Volume 2012 (2012), Article ID 283527, 3 pages
Research Article

Intrahepatic Transposition of Bile Ducts

1Department of Anatomy, Medical Faculty, University Tuzla, 75000 Tuzla, Bosnia and Herzegovina
2Department of Histology and Embriology, Medical Faculty, University Tuzla, 75000 Tuzla, Bosnia and Herzegovina
3Department of Anatomy, Helth Faculty University Zenica, 75000 Tuzla, Bosnia and Herzegovina

Received 5 January 2012; Accepted 6 February 2012

Academic Editor: B. Ali-El-Dein

Copyright © 2012 Jasmin Delić et al. This is an open access article distributed under the Creative Commons Attribution License, which permits unrestricted use, distribution, and reproduction in any medium, provided the original work is properly cited.
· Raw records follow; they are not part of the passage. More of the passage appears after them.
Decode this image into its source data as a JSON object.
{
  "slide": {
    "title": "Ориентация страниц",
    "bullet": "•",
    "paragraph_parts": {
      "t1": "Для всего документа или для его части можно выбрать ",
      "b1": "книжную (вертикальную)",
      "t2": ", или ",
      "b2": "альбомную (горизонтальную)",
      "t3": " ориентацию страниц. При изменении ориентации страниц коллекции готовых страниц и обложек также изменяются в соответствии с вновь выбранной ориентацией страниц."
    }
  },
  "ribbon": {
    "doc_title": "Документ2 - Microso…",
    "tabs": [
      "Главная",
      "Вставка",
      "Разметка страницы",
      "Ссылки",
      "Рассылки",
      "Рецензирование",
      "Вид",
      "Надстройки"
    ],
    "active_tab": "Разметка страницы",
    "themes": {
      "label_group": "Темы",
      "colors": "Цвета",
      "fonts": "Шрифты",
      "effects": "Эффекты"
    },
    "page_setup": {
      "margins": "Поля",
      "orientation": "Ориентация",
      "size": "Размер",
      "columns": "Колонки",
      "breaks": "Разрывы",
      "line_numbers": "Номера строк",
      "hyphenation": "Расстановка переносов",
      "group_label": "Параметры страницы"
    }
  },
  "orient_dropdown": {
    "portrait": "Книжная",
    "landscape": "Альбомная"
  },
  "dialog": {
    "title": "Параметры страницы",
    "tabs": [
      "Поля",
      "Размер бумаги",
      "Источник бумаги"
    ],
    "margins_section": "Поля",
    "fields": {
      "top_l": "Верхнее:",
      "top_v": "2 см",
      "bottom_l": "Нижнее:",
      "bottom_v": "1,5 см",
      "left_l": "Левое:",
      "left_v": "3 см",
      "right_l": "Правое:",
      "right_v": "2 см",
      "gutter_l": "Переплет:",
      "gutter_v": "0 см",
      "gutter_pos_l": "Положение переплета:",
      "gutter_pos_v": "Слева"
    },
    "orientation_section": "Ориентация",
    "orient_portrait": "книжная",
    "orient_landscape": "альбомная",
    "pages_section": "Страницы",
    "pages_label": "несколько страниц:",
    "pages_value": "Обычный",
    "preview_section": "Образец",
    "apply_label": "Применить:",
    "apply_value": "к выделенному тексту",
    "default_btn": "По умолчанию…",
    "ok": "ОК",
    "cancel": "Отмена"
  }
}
Objective. To describe the intrahepatic bile duct transposition (anatomical variation occurring in intrahepatic ducts) and to determine the frequency of this variation. Material and Methods. The researches were performed randomly on 100 livers of adults, both sexes. Main research methods were anatomical macrodissection. As a criterion for determination of variations in some parts of bile tree, we used the classification of Segmentatio hepatis according to Couinaud (1957) according to Terminologia Anatomica, Thieme Stuugart: Federative Committee on Anatomical Terminology, 1988. Results. Intrahepatic transposition of bile ducts was found in two cases (2%), out of total examined cases (100): right-left transposition (right segmental bile duct, originating from the segment VIII, joins the left liver duct-ductus hepaticus sinister) and left-right intrahepatic transposition (left segmental bile duct originating from the segment IV ends in right liver duct-ductus hepaticus dexter). Conclusion. Safety and success in liver transplantation to great extent depends on knowledge of anatomy and some common embryological anomalies in bile tree. Variations in bile tree were found in 24–43% of cases, out of which 1–22% are the variations of intrahepatic bile ducts. Therefore, good knowledge on ductal anatomy enables good planning, safe performance of therapeutic and operative procedures, and decreases the risk of intraoperative and postoperative complications.